__EXERCISE MATERIALS__.
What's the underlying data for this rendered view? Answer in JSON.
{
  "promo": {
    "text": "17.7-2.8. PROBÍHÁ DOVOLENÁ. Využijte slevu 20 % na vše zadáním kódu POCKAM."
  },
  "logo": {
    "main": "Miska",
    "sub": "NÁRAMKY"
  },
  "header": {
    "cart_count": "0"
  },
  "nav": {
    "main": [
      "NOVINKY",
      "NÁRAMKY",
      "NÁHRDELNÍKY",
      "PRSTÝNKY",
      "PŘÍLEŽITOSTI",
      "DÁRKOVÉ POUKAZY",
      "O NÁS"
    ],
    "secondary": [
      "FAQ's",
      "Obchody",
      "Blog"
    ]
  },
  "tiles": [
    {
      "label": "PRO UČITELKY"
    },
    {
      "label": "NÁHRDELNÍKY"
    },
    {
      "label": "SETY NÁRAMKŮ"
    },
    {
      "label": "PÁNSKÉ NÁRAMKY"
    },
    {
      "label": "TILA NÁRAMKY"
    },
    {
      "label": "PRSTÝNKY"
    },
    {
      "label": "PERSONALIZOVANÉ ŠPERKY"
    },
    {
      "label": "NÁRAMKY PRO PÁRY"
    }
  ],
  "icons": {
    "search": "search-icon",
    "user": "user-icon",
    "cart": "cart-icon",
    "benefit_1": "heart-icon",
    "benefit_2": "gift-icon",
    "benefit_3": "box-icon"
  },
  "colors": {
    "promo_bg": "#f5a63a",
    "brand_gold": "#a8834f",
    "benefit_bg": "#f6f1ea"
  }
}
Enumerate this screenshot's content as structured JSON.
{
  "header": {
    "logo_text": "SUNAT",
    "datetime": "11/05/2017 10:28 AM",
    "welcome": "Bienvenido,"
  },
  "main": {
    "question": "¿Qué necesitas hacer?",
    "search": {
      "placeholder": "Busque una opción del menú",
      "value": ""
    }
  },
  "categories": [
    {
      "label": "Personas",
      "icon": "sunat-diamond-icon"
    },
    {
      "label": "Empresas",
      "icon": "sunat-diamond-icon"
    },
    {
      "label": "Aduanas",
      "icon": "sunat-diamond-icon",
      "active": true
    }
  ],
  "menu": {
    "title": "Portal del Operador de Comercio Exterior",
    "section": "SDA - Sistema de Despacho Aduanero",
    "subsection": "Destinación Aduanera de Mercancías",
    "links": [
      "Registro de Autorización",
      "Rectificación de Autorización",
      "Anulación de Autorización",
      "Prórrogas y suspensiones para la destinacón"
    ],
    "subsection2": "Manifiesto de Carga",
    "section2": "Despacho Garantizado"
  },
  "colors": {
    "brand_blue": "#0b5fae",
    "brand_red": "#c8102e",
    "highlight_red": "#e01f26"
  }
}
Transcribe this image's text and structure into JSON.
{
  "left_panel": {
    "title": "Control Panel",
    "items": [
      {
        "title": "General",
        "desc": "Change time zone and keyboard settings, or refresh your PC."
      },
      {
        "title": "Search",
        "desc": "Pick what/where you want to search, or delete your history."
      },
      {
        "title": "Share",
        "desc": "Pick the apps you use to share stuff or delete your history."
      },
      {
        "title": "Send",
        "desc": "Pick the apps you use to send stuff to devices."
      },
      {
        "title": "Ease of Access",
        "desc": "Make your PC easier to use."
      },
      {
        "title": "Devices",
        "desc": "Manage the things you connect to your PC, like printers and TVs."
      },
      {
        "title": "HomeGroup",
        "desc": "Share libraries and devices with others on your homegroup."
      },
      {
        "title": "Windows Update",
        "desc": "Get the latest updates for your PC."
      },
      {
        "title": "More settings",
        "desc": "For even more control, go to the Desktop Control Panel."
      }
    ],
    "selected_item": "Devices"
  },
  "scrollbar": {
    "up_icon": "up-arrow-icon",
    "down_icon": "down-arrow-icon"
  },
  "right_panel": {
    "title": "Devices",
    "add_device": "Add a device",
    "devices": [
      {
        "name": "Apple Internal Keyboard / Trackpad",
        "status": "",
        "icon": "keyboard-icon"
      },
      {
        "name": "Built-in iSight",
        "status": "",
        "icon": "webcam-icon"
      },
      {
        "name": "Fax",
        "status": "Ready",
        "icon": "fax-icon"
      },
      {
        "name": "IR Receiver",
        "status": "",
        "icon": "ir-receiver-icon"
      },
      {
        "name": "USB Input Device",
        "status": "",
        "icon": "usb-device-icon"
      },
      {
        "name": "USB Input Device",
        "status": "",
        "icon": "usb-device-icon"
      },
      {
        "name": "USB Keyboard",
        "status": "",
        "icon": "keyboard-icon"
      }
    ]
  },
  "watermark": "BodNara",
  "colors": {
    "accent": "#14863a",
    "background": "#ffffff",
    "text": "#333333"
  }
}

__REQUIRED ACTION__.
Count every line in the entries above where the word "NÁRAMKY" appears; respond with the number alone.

__ANSWER__.
5